As of 2022, regulation in major industries have been limited and only a few nations have implemented some level of restriction. Registered national security exchanges and automated trading systems (ATSs) are governed by federal laws and regulations aimed at protecting investors and preventing fraudulent and manipulative trading practices. Several online trading platforms mislead investors into believing that they are registered or meet any of the regulatory requirements for a national securities exchange or an ATS, and so do not provide investors with the investor protections that such exchanges or ATSs provide. By failing to comply with federal securities laws, an IEO and/or trading platform may be operating unlawfully and may not be offering the investors and market protections and remedies these laws are designed to provide. Consider carefully whether the trading platform and the company involved in the IEO have complied with federal securities laws.[5]
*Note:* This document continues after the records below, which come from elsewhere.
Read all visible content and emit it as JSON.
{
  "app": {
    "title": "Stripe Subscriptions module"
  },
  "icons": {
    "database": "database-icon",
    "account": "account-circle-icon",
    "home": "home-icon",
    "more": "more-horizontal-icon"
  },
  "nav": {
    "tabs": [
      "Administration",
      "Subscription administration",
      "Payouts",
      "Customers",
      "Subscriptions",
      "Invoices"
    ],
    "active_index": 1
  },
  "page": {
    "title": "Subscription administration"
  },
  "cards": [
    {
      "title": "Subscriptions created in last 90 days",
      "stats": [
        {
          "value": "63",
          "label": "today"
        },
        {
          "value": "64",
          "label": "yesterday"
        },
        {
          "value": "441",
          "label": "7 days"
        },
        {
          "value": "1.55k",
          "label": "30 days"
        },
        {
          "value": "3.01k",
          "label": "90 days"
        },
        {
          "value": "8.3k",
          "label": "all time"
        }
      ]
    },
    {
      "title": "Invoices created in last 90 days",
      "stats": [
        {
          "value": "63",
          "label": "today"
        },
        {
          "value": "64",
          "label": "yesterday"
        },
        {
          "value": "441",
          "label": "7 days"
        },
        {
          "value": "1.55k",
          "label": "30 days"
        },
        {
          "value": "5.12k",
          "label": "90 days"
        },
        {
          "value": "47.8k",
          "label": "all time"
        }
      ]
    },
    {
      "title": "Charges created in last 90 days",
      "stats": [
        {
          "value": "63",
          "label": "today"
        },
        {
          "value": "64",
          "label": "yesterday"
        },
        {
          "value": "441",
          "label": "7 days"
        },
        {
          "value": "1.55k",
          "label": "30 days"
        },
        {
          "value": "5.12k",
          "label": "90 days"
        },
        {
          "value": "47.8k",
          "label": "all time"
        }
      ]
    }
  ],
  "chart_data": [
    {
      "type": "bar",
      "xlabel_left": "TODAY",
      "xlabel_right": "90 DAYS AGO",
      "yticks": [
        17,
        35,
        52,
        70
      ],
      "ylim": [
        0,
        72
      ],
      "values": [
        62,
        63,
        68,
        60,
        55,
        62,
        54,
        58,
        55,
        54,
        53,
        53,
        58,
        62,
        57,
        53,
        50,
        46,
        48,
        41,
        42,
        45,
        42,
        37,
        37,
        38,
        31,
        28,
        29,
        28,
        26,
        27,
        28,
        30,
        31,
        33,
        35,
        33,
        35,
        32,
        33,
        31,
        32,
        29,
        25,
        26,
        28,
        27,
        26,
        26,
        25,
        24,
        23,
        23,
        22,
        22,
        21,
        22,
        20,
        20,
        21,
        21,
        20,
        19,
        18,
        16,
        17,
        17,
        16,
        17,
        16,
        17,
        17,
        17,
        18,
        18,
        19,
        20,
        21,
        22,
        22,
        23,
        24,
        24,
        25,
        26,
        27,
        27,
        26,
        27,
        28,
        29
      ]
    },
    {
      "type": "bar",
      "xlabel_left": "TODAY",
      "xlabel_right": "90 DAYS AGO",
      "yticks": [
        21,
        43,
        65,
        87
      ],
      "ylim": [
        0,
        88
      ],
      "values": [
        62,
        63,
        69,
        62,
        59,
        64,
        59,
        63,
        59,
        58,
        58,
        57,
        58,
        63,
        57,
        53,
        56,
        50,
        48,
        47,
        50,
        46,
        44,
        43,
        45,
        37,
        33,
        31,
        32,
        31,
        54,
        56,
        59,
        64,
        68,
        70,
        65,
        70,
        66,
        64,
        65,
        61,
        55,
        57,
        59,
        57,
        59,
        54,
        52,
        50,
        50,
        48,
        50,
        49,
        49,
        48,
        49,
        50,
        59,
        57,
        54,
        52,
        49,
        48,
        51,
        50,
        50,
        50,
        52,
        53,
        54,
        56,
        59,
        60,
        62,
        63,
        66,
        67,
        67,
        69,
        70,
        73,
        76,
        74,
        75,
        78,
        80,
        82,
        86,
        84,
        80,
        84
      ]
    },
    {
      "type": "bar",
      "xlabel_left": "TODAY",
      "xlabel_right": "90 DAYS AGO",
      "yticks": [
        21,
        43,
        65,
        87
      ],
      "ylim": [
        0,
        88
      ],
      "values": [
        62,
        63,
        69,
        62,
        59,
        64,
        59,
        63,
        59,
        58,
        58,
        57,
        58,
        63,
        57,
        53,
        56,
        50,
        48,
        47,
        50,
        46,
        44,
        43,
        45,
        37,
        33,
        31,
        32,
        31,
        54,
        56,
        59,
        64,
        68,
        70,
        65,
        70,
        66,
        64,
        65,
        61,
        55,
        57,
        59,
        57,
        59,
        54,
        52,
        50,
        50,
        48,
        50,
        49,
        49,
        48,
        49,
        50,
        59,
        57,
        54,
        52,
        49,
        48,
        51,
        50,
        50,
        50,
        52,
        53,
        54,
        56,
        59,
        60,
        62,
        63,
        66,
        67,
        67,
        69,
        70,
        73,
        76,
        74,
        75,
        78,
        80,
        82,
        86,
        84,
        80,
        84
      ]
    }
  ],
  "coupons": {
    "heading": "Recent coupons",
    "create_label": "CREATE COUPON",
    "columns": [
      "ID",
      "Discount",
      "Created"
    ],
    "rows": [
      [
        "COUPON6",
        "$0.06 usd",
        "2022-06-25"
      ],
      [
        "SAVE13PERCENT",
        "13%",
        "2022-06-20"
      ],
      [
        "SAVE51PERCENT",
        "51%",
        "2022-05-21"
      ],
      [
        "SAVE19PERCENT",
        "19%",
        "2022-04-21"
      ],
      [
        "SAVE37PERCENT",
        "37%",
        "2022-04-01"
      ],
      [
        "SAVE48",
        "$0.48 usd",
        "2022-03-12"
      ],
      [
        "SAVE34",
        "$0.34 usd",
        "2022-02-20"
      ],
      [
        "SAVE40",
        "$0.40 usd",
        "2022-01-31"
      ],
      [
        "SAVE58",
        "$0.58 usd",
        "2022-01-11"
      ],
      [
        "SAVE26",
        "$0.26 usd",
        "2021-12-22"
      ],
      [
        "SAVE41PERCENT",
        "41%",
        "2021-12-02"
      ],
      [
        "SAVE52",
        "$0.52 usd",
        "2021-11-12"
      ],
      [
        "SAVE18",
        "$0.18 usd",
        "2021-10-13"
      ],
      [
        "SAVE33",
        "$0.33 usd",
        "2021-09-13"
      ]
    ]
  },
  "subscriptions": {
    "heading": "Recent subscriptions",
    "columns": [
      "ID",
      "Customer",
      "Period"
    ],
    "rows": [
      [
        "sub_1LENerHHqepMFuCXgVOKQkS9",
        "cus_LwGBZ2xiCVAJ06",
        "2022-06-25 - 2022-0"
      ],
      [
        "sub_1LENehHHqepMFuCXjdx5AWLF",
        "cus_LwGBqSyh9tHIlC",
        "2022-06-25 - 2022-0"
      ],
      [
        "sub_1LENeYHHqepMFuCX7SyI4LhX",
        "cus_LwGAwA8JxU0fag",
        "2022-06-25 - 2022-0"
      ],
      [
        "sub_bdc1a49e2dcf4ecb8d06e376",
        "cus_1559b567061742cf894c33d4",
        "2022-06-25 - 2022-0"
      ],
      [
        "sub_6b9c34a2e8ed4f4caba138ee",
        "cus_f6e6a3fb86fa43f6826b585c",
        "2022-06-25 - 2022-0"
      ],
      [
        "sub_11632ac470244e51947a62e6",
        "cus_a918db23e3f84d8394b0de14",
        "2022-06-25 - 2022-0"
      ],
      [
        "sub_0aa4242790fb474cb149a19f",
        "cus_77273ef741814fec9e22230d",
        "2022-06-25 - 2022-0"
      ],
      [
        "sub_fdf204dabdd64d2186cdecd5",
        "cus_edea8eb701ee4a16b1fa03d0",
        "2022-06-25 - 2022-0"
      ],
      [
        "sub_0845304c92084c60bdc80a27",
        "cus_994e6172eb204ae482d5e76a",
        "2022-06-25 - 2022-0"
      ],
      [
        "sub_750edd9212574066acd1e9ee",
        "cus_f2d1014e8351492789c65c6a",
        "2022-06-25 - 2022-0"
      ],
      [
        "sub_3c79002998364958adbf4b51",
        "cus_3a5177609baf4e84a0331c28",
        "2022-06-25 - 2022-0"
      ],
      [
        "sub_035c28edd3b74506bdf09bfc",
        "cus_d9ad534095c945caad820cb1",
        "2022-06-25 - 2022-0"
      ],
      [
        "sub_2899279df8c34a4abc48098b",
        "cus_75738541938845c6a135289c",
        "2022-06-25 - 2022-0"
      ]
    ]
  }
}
Red flags

The following are signs of fraud or illegal behaviour, as stated by SEC:

  1. In the absence of discussion or reference to the U.S. federal securities laws, the IEO and online trading platform should be considered as a red flag.
  2. Any offering that declares it will avoid the federal securities laws of the United States by occurring on an overseas trading platform, but nonetheless allows US investors to invest, should be regarded as a red flag.
  3. IEOs that claim to be vetted by the trading platforms are a red flag. A security offered in the IEO may violate U.S federal securities laws regardless of whether the trading platform vetted the offering.
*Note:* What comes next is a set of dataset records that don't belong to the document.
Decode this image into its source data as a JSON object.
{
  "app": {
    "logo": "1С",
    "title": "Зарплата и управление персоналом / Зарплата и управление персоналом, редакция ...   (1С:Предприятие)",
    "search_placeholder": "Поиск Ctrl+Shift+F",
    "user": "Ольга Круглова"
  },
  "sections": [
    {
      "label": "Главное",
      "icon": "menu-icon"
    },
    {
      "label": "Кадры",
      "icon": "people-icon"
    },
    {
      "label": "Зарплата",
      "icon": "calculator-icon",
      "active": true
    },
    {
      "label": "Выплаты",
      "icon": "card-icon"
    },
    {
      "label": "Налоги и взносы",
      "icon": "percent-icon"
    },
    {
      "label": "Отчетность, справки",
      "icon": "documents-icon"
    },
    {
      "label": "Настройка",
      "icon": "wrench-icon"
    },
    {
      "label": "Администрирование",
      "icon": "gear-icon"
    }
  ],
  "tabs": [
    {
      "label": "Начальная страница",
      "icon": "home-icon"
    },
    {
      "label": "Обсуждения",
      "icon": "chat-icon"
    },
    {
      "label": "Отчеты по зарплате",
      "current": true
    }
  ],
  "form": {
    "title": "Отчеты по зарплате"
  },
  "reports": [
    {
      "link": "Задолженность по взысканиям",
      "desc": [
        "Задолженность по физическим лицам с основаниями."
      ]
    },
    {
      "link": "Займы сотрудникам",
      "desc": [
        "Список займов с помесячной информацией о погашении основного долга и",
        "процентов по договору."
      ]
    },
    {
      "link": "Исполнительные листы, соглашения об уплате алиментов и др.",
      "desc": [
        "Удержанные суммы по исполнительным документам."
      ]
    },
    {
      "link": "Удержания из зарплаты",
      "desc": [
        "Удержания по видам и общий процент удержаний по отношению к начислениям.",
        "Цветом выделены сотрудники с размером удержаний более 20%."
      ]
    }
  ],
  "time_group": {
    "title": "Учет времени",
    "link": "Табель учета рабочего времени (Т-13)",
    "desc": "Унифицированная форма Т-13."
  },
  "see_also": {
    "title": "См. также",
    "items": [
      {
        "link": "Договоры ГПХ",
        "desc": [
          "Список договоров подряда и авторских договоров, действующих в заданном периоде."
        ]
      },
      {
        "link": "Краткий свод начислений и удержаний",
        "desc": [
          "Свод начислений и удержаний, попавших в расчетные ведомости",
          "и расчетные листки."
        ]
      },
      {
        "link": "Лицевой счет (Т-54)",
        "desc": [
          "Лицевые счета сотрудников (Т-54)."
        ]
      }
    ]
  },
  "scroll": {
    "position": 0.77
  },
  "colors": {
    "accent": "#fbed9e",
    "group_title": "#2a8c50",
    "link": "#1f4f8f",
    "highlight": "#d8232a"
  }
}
Further, the SEC cautioned that there is no such thing as an "SEC-approved IEO."[6]

Comparison of IEO and ICO

ICOs were the first method used by cryptocurrency companies to raise money.[7] Ethereum followed suit in 2014, raising about $18.3 million. Its blockchain project was based on the so-called charitable foundation model, in which investors donate to support the project.

The concepts of IEOs and ICOs may seem similar. During the boom of 2017-2018, ICOs on Ethereum were held daily, resulting in many projects raising millions of dollars, although there were also many dubious and fraudulent offerings on the market.[8] Since ICOs could not be verified, the more reliable concept of IEO gradually emerged based on them. In addition, many ICOs were later found to violate U.S. securities laws, which led to various lawsuits and refunds to investors. There are much greater risks involved in participating in an ICO. Investors must send bitcoin or ether to a smart contract or website and hope they receive tokens. Anyone with a little knowledge of smart contracts and web development skills can create a spectacular website with a promising plan of action and start raising money.[9] Thus, investing in an ICO is considered more risky.

References

  1. ^ a b "Initial Exchange Offerings (IEOs) – Investor Alert". www.sec.gov. Retrieved 2022-03-28.
  2. ^ "Explainer: Initial exchange offerings flourish in crypto market". Reuters. 2019-06-20. Retrieved 2022-03-28.
  3. ^ a b Anson, Mark (2021-03-03). "Initial Exchange Offerings: The Next Evolution in Cryptocurrencies". The Journal of Alternative Investments. 23 (4): 110–121. doi:10.3905/jai.2021.1.127. ISSN 1520-3255. S2CID 232432696.
  4. ^ "Fedlex". www.fedlex.admin.ch. Retrieved 2022-03-28.
  5. ^ "SEC.gov | Initial Exchange Offerings (IEOs) – Investor Alert". www.sec.gov. Retrieved 2022-04-14.
  6. ^ "The SEC: IEOs are a pile of red flags". www.sullivanlaw.com. Retrieved 2022-04-14.
  7. ^ "Initial Coin Offering (ICO): Coin Launch Defined, with Examples". www.investopedia.com. Retrieved 2023-12-24.
  8. ^ "Where Did The Money Go? Inside the Big Crypto ICOs of 2017". www.forbes.com. Retrieved 2023-12-24.
  9. ^ "Investor Bulletin: Initial Coin Offerings". www.sec.gov. Retrieved 2023-12-24.